Records excerpted from a collection:
***

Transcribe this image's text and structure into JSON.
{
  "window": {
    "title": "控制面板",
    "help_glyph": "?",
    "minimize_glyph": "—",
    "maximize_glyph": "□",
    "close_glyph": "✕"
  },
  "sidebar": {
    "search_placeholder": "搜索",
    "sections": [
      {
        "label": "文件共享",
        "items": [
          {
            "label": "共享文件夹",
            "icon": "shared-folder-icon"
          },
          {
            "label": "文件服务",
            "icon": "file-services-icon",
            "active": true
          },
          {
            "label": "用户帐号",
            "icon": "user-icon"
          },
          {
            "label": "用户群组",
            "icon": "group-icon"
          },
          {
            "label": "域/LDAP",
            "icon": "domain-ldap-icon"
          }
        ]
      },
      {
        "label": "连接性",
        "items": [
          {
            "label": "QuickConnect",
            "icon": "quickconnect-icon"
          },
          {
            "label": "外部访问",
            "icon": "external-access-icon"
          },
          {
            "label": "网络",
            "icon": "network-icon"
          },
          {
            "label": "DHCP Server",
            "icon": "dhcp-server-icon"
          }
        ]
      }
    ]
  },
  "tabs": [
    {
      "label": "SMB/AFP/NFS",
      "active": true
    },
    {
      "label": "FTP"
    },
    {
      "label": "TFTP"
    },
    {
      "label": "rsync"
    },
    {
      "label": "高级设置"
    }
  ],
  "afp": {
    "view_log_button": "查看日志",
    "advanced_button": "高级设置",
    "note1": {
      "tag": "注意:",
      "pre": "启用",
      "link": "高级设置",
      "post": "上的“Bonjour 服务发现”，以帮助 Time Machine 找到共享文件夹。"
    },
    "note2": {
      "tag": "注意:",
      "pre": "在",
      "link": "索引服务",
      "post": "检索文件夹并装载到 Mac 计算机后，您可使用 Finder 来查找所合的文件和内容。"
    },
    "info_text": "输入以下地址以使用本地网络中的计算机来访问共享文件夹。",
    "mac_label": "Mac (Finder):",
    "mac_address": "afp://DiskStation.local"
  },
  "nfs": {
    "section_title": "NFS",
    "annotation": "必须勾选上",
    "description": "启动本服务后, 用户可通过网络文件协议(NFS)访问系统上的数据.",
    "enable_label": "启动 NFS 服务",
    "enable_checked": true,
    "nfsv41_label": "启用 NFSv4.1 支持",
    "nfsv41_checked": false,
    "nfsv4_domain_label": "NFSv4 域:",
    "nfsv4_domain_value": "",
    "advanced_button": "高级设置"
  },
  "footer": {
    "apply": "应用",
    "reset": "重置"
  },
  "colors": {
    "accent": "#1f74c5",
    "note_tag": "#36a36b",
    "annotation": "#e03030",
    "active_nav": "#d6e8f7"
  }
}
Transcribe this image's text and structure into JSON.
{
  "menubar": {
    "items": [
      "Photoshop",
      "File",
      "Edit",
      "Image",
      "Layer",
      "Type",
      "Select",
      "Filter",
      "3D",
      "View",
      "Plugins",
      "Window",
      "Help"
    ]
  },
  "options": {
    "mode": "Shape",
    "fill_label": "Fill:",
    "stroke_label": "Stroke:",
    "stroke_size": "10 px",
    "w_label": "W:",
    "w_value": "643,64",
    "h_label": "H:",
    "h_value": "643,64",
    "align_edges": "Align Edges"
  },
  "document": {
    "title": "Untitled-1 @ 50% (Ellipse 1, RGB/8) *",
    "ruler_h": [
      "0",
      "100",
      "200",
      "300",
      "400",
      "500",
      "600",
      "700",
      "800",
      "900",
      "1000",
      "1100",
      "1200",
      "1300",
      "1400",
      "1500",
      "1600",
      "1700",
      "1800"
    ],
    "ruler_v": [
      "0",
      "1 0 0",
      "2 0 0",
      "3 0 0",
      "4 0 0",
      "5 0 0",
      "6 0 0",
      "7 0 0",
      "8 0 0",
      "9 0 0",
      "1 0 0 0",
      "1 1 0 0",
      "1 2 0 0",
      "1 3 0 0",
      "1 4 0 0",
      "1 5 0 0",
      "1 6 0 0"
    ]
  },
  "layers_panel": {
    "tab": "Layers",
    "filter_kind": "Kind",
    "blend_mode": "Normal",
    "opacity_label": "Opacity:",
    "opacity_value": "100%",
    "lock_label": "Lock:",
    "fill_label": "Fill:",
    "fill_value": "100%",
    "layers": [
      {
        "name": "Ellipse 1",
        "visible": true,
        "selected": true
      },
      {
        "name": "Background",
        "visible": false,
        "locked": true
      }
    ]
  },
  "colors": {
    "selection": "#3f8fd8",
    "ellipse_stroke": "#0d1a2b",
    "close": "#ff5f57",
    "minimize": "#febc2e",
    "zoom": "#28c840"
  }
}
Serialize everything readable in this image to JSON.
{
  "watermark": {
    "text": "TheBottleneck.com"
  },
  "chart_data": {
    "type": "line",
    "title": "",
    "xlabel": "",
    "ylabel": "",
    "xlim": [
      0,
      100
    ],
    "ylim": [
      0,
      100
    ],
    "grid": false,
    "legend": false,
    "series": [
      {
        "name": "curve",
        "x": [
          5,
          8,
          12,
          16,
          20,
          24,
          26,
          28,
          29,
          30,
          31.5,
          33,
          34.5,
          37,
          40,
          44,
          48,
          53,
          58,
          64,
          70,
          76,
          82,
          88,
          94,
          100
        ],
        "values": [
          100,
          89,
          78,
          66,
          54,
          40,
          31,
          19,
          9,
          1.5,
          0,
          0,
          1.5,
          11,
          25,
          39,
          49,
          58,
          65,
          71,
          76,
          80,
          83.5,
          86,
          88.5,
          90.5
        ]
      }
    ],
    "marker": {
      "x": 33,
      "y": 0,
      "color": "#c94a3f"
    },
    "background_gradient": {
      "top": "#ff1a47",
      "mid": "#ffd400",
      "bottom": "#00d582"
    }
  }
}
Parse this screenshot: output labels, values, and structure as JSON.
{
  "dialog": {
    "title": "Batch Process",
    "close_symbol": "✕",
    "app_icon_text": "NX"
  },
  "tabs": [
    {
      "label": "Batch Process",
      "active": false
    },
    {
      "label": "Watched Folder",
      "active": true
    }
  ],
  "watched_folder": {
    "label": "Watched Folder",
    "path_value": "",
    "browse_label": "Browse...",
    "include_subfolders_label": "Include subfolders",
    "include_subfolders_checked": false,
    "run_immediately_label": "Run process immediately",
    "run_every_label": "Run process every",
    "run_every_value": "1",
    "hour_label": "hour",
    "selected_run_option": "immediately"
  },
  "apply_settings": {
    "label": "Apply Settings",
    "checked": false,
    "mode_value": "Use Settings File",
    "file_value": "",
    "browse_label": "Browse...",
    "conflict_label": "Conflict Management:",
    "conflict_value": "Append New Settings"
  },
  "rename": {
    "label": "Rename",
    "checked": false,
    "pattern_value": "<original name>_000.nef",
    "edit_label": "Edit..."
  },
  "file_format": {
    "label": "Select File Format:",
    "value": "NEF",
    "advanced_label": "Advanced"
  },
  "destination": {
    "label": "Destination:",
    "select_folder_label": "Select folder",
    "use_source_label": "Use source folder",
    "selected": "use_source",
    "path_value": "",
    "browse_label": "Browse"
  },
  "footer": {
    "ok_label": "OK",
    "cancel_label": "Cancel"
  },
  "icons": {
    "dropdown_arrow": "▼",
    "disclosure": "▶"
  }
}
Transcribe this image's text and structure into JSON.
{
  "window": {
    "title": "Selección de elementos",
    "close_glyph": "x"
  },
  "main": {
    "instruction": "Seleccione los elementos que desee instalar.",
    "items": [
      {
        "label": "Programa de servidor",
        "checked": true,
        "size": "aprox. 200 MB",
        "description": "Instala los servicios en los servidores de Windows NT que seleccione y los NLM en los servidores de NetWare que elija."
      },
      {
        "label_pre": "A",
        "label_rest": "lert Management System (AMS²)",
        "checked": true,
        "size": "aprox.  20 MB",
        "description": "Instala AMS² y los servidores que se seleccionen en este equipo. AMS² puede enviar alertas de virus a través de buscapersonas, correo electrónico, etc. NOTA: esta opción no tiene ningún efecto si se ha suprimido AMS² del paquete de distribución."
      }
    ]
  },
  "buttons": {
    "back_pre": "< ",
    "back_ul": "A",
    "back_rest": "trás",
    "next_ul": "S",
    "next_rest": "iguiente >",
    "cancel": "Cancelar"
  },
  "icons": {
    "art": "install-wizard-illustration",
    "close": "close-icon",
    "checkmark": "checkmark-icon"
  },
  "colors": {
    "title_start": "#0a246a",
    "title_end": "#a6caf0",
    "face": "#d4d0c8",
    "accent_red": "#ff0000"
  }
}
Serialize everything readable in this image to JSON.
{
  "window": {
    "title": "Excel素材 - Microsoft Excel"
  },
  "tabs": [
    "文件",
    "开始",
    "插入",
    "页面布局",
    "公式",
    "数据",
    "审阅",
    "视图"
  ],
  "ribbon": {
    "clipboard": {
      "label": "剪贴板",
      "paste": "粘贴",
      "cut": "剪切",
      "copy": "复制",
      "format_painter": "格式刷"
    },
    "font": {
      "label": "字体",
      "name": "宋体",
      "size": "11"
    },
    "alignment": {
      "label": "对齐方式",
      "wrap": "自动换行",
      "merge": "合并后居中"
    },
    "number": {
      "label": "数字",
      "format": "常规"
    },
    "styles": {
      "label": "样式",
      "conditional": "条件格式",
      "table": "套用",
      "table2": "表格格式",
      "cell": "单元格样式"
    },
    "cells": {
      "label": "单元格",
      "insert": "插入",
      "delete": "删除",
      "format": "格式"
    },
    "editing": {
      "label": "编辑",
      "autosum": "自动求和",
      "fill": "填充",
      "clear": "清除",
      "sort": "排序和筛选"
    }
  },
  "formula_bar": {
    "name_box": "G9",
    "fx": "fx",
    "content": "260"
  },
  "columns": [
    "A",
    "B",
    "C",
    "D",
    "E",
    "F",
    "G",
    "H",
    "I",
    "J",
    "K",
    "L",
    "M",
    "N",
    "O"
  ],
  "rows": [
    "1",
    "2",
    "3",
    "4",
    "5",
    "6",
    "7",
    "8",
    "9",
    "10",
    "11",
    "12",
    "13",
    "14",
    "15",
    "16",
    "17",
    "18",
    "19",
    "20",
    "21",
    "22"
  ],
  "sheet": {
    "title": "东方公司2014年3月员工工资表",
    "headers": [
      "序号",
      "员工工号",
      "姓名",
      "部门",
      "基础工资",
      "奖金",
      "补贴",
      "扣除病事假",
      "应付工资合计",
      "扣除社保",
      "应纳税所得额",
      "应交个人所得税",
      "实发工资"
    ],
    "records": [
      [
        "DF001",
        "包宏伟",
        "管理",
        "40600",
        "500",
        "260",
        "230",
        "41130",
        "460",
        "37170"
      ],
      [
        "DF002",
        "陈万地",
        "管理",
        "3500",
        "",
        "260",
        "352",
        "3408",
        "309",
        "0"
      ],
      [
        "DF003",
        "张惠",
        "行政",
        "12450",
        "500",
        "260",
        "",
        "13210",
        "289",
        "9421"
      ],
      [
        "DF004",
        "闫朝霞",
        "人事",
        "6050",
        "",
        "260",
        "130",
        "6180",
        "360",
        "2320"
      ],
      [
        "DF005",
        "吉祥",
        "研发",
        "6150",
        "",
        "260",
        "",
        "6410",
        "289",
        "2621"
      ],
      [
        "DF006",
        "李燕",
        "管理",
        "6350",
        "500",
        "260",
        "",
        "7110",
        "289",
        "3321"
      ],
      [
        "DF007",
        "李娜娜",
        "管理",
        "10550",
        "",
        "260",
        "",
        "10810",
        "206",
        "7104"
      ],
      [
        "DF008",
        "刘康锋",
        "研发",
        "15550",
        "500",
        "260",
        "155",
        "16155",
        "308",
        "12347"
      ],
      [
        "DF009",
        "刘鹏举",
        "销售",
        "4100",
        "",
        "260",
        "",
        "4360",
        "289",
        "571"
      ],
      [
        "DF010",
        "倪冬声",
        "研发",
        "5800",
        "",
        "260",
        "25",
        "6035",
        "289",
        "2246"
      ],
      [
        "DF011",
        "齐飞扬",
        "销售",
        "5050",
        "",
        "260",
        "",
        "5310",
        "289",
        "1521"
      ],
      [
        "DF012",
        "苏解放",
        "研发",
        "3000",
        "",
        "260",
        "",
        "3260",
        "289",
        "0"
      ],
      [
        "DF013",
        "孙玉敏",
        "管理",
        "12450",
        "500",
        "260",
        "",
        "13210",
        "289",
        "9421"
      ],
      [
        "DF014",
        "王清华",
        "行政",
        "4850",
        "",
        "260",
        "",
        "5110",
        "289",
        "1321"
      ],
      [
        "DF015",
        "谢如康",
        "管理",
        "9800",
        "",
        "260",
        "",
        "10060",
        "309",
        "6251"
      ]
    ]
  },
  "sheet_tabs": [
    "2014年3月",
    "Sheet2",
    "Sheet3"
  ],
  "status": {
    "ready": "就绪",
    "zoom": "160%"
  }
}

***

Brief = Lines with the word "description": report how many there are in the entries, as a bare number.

Answer for the task = 3